FY 2013 is now in the bank….racking up a $774B cash deficit, which is still absolutely terrible, but it does mark the fourth year in a row of improvement, and the first sub $1T deficit since 2008. This marks a $318B improvement over FY 2012 which came in at $1092B.
Revenues are pretty much the whole story of FY2013. Driven by tax increases that went into effect in January 1, 2013 and the tax avoidance behavior that preceded it, revenues were up an impressive $346B (13%) for the full FY. Corporate taxes were up $30B (11%), taxes withheld from paychecks were up $201B (11%) and taxes not withheld were up $83B(24%). These results are about $160B higher than I was predicting back in February, so there is no denying it…raising taxes raises revenues…at least in Y1. Of course…$60B of that miss was due to the Fannie Mae payday loan, but a miss is a miss.
Below is a further breakdown of revenues by source(note**they don’t add up because tax refunds offset revenue, but are not included in the table; Deltas compare 2013 to 2012):
All of our major categories have healthy gains, though “Other” includes the $60B from Fannie Mae. Deposits from the states related to unemployment insurance were down 17%…I would guess that the rates were lowered. Deposits from TARP reimbursements were also down big….a trend that will continue as they have pretty much slowed to a trickle in recent months.

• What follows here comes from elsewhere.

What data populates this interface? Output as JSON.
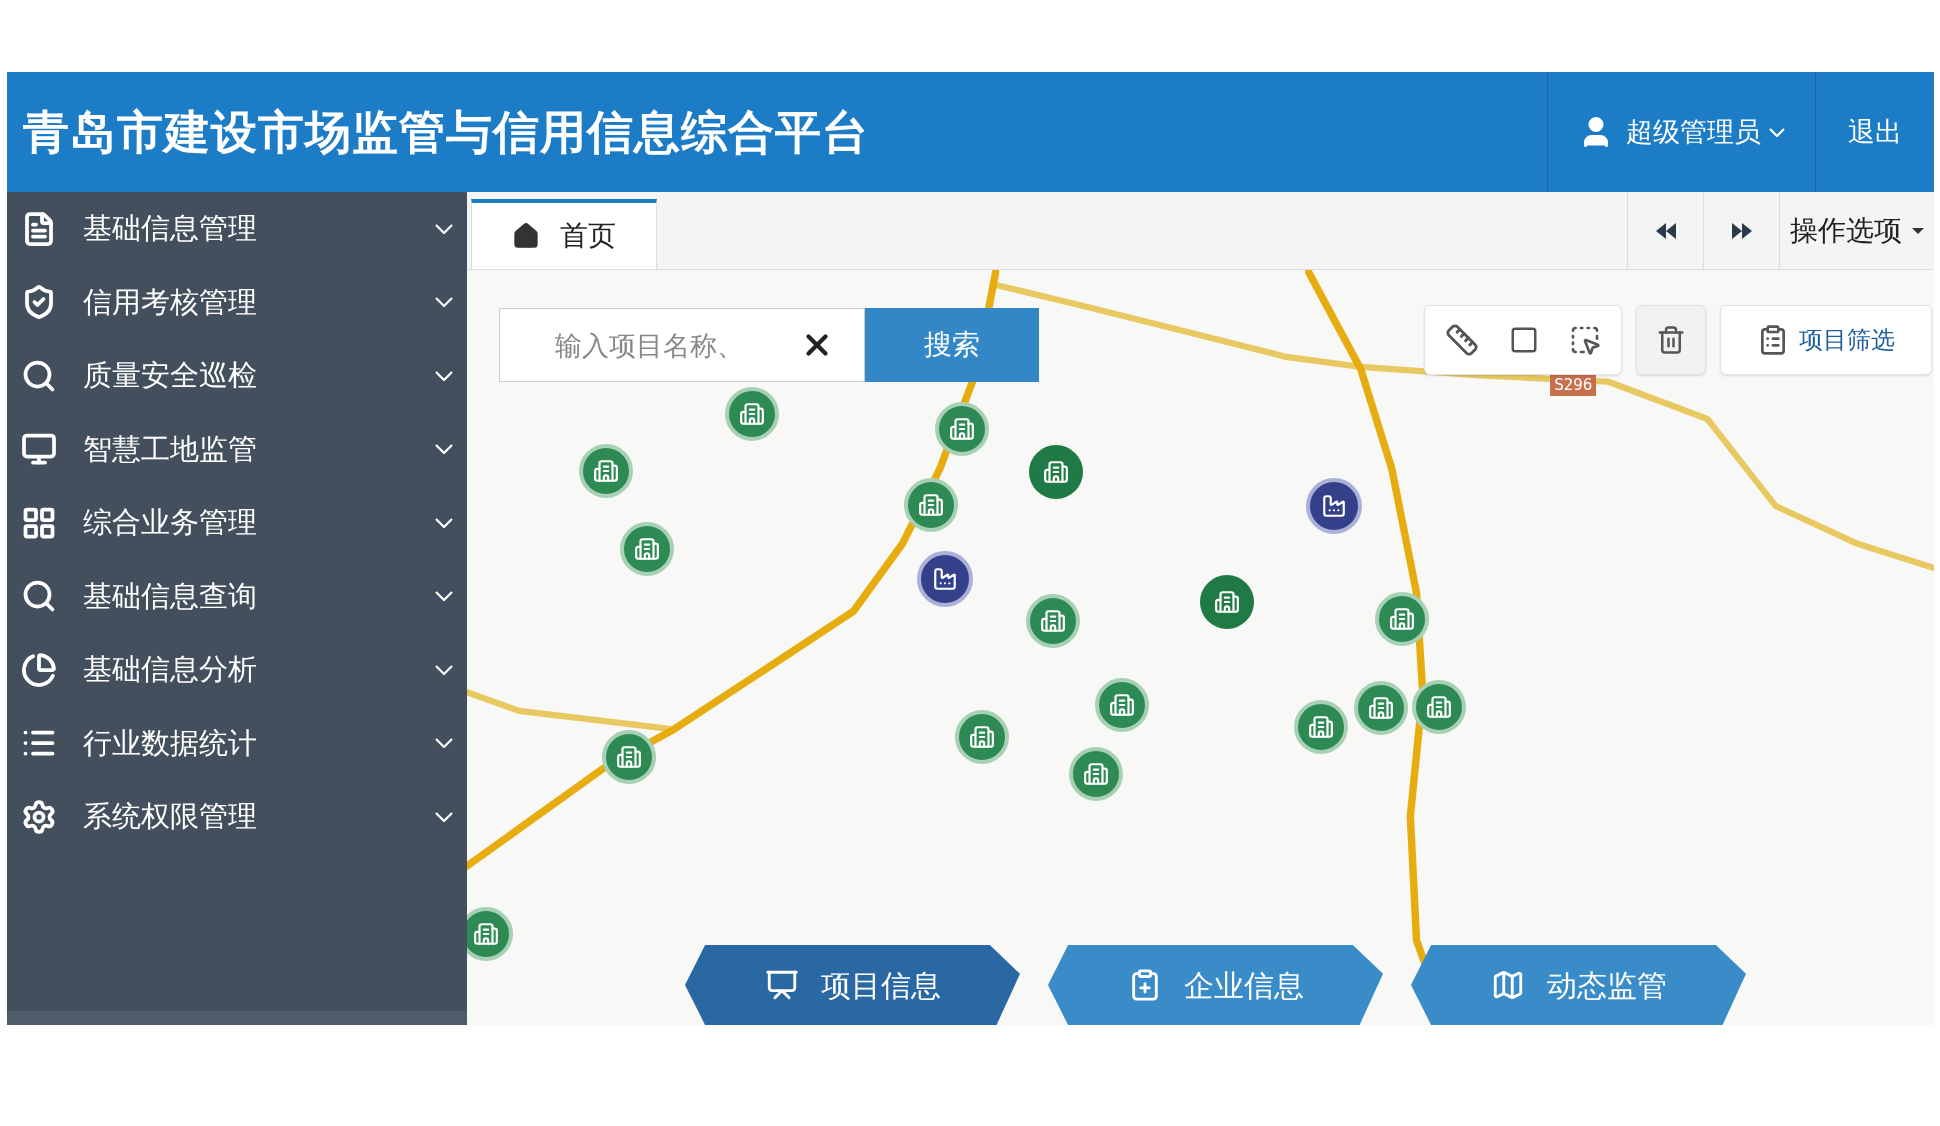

I think even a pessimist such as myself has to be impressed by the YOY revenue gains we have seen in 2013, and will likely continue to see through December. The big question in my mind though is what will happen in calendar year 2014. Imagine a steady state country with $1T of annual revenues in Y1. Then, say they decide to raise taxes across the board 10%. It should not be a shock to anyone if at the end of Y2, revenues have grown 10% to $1.1T. But what to expect for Y3? All else equal, we will likely come in right about $1.1T again. Taxes were only raised once, lifting revenues up to a new steady state. Without a second round of new taxes, we have no rational reason to expect another 10% revenue growth right??
And yet…that is more or less what the CBO is projecting for the next 2 years….continued high growth of revenues. I’ve yet to make a FY 2014 forecast, but I’m thinking right now that 5-6% growth for 2014-2015 would be pretty optimistic. If they stick with 10%….we are going to end up pretty far apart. This is the big unknown at this point. If come April 2014, revenues are only marginally up….it is going to be abundantly clear to all that there is no chance of ever “growing out” of this problem. If, on the other hand…2014 does see 10%+ gains for the second year in a row….even I would have to see at least a glimmer of hope 🙂
Stay Tuned for Part 2…Outlays